### WHAT YOU NEED TO DO
The required answer is the count of lines in the records that contain "Crie", with no other text.

### DATA
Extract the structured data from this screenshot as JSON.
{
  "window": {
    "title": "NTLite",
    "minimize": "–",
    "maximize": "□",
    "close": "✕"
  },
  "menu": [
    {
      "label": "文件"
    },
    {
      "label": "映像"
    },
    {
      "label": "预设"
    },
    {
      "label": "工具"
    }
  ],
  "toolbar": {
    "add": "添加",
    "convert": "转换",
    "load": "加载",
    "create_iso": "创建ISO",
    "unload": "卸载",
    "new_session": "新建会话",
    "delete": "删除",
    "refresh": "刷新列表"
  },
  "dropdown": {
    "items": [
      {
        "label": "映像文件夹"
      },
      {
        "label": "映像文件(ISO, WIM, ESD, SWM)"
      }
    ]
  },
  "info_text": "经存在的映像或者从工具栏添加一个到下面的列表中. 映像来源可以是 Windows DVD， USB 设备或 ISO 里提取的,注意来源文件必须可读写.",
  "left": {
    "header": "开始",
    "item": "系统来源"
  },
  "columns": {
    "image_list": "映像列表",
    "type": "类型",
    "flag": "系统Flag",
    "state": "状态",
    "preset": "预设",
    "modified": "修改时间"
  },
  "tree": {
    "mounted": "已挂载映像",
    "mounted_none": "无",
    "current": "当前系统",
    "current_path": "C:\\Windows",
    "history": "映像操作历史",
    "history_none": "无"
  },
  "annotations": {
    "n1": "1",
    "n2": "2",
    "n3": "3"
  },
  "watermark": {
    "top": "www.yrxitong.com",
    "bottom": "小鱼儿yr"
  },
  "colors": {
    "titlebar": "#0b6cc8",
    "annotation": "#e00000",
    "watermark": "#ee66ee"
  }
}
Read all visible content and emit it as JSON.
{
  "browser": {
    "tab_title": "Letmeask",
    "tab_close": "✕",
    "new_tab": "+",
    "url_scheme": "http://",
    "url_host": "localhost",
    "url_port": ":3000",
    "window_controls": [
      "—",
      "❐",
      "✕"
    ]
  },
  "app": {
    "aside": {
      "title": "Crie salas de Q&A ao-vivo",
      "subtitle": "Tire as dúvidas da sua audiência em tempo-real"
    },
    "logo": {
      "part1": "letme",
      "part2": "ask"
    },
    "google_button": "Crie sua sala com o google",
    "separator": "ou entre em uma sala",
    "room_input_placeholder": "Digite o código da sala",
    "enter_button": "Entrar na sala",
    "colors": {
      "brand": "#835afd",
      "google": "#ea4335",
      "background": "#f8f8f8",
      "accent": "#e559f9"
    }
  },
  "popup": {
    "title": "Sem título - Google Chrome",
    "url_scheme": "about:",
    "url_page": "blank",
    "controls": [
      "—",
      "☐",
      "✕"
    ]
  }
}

### TASK OUTPUT
2